Show every line from the data below that includes "right".

Dataset rows for apps and sites:
####

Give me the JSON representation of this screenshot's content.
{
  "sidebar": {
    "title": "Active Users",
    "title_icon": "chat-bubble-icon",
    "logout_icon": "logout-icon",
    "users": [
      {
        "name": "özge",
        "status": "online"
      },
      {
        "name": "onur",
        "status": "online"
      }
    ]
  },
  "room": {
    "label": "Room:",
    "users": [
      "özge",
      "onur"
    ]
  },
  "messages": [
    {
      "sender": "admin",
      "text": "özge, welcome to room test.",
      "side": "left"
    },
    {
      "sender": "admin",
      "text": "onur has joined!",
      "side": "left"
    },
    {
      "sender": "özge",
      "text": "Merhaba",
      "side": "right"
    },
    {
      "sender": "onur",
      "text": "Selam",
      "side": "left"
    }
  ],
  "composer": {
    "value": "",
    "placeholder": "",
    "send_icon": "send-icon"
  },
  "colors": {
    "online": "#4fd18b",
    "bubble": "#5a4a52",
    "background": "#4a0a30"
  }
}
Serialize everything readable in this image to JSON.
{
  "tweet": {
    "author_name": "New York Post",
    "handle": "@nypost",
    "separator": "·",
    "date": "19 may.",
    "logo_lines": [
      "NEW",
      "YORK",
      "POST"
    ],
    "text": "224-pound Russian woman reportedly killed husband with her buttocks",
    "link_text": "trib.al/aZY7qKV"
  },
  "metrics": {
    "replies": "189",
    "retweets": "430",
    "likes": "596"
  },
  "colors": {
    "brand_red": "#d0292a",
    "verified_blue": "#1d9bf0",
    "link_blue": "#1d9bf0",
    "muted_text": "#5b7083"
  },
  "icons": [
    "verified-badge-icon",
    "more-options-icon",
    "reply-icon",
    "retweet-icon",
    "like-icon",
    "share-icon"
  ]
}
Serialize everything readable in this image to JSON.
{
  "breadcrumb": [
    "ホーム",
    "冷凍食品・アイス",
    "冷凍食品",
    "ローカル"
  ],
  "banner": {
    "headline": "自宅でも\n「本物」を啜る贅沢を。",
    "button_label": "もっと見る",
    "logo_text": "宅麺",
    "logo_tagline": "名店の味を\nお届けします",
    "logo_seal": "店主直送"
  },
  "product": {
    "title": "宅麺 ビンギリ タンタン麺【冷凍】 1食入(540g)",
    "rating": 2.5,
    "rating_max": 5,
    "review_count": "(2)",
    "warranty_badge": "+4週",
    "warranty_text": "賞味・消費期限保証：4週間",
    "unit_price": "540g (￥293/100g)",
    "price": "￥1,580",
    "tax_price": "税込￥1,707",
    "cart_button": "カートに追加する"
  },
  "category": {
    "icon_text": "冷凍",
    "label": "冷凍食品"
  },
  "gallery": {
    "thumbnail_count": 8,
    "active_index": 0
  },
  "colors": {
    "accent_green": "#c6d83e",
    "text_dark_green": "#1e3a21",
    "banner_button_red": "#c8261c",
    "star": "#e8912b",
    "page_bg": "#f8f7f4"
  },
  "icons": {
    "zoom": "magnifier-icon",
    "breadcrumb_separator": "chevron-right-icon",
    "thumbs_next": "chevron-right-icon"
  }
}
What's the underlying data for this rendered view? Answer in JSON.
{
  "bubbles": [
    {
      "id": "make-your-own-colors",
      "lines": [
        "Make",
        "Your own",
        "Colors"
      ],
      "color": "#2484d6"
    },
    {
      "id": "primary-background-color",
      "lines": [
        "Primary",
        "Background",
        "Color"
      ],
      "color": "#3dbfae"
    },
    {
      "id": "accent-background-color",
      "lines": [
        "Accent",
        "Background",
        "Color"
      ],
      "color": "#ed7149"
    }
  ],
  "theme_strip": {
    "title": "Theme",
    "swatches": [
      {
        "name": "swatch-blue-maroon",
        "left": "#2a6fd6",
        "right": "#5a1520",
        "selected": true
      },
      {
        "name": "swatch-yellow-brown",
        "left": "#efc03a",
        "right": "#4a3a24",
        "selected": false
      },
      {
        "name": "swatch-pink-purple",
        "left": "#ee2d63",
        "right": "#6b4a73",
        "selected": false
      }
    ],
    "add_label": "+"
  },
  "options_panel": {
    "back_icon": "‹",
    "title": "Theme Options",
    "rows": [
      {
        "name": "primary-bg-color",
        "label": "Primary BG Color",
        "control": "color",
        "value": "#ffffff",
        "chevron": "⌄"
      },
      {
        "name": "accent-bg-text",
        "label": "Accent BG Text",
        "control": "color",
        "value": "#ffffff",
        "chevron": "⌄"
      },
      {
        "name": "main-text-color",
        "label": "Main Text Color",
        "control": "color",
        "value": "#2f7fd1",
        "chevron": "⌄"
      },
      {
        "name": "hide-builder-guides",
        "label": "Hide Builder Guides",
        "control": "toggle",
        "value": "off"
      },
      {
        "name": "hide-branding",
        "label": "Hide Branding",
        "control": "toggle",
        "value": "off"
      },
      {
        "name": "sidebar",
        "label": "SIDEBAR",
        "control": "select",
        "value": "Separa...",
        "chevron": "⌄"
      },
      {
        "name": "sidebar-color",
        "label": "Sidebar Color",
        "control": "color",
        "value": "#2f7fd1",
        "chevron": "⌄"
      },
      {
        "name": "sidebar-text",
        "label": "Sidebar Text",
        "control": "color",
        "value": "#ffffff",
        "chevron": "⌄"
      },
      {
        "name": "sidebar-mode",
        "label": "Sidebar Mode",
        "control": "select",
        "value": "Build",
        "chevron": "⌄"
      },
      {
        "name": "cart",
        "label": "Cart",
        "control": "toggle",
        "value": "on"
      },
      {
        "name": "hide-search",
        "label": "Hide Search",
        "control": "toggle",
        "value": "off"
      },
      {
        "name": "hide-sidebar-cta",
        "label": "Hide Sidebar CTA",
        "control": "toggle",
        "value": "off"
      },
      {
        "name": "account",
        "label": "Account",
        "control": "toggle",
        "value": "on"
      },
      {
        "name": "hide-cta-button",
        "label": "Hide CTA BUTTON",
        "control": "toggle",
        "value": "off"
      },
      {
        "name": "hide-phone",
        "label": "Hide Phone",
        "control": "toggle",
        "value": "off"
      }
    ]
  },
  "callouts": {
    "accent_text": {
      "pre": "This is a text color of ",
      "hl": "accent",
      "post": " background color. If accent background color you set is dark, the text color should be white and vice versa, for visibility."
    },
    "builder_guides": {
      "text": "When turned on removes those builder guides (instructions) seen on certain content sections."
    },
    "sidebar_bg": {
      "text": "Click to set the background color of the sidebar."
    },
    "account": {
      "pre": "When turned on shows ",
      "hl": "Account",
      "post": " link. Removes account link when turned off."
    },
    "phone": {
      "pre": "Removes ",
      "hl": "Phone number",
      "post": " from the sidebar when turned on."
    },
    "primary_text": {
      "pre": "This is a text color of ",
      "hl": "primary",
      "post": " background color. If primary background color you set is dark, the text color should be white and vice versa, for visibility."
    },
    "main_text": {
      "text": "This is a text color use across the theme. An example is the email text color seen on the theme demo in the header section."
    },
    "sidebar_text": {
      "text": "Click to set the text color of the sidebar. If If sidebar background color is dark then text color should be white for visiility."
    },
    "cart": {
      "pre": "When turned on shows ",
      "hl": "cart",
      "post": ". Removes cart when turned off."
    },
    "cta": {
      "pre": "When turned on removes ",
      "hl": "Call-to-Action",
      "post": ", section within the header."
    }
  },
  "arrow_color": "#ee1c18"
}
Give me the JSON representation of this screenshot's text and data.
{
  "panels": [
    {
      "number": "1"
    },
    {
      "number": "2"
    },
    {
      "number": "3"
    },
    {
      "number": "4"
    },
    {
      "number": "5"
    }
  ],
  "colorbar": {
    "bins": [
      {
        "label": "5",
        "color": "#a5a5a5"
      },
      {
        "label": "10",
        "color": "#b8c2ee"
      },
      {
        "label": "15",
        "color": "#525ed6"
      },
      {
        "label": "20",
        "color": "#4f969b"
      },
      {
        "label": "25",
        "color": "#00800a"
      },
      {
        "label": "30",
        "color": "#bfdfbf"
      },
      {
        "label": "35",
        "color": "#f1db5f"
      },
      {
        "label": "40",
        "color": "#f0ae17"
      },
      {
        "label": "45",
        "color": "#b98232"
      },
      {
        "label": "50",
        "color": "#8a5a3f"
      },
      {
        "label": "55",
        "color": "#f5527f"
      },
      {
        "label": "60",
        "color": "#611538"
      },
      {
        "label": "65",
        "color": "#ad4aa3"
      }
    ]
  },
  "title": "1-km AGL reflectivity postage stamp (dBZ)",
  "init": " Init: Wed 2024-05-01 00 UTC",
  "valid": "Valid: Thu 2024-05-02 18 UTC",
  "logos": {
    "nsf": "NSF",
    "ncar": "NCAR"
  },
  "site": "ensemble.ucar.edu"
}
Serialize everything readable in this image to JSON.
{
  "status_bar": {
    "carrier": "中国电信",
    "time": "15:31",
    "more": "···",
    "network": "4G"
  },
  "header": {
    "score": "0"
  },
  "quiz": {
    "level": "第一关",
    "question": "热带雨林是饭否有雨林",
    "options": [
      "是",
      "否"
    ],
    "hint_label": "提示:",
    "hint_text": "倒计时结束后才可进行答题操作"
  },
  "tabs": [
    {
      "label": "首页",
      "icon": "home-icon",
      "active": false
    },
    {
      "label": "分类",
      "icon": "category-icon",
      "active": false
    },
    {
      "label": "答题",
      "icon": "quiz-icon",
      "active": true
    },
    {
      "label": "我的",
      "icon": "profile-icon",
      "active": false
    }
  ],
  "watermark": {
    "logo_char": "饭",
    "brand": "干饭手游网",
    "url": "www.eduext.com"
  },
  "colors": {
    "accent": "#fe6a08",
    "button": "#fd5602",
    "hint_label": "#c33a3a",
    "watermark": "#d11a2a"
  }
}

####

**Exercise answer**
      "side": "right"
    "breadcrumb_separator": "chevron-right-icon",
    "thumbs_next": "chevron-right-icon"
        "right": "#5a1520",
        "right": "#4a3a24",
        "right": "#6b4a73",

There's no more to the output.